Across Europe and beyond, changing family living arrangements have stimulated popular and academic debate about the impact of socio-demographic trends on family well-being and the challenges they present for governments.
This path-breaking book explores the complex relationship between family change and public policy responses in the enlarged European Union.
After comparing the major socio-economic changes of the late 20th century in Europe and their impact on family and working life, the book analyses both the reactions of policy makers and users as they respond to change and the perceptions families have of public policy and its relative importance in their lives.
The book combines broad-brush scrutiny of demographic trends, policy contexts and debates in contemporary European societies with a fine-grain analysis of the attitudes, perceptions and experiences of families.
Five key questions are addressed: How are families changing in European societies?
What are the challenges raised for society by changing family structures?
How are policy makers and users responding to family change?
Does family policy matter? What can policy actors learn from experience in other countries?Family policy matters is aimed at students, teachers, researchers and practitioners in social policy and administration, family and women's studies, welfare, economics, sociology, law and politics, European area studies and European languages.

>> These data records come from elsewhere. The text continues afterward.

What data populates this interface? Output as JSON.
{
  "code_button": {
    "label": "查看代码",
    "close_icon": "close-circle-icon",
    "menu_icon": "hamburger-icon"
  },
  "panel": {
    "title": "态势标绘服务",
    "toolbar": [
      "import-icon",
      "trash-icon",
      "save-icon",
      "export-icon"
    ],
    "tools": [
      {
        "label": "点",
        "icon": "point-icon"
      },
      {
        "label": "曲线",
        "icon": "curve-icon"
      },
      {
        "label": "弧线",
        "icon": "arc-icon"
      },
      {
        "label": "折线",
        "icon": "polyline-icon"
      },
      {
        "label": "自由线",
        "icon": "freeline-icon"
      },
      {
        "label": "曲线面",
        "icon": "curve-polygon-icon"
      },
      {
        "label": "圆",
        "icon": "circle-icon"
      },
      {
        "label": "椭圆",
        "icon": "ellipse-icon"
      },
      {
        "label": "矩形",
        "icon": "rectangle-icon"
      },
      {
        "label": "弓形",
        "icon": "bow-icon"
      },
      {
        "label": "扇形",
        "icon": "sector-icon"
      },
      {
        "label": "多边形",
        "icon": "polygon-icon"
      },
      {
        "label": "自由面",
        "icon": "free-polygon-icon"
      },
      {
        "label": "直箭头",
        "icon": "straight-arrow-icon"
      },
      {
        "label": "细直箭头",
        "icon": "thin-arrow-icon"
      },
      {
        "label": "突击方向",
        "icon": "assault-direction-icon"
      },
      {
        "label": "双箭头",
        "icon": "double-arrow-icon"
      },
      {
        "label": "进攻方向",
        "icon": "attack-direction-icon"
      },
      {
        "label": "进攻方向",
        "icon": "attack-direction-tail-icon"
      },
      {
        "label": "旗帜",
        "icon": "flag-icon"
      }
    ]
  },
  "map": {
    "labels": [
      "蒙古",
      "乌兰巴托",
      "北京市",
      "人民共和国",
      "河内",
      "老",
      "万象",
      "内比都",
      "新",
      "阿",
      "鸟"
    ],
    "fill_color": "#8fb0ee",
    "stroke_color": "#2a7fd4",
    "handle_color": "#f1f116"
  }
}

It will be of particular interest to those engaged in or about to undertake comparative policy studies.